- **ACTIVITY**
Your answer should hold every line of the records below that contains the string "Scott".

- **INPUT RECORDS**
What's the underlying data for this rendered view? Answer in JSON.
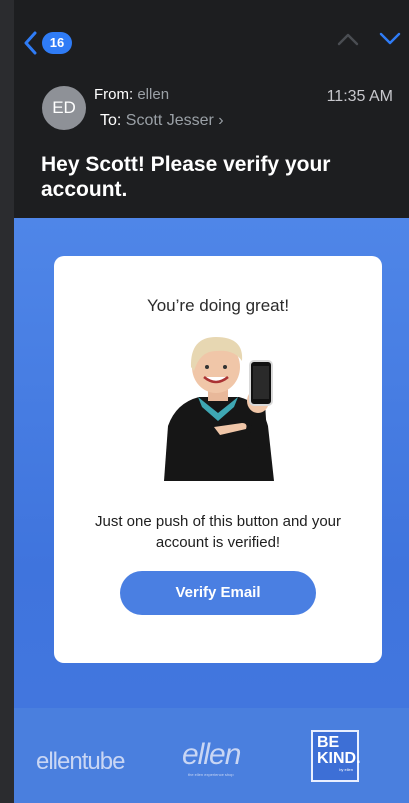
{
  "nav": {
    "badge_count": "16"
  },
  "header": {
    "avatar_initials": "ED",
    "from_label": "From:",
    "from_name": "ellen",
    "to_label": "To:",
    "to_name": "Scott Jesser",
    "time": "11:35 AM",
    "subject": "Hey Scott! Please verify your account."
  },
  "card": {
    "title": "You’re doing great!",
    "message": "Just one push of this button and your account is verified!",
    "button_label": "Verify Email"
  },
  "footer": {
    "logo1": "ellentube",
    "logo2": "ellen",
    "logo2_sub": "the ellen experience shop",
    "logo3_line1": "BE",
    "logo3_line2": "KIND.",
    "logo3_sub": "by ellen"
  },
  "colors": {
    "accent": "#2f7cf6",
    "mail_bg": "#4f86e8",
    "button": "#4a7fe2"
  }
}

- **FINISHED TASK**
    "to_name": "Scott Jesser",
    "subject": "Hey Scott! Please verify your account."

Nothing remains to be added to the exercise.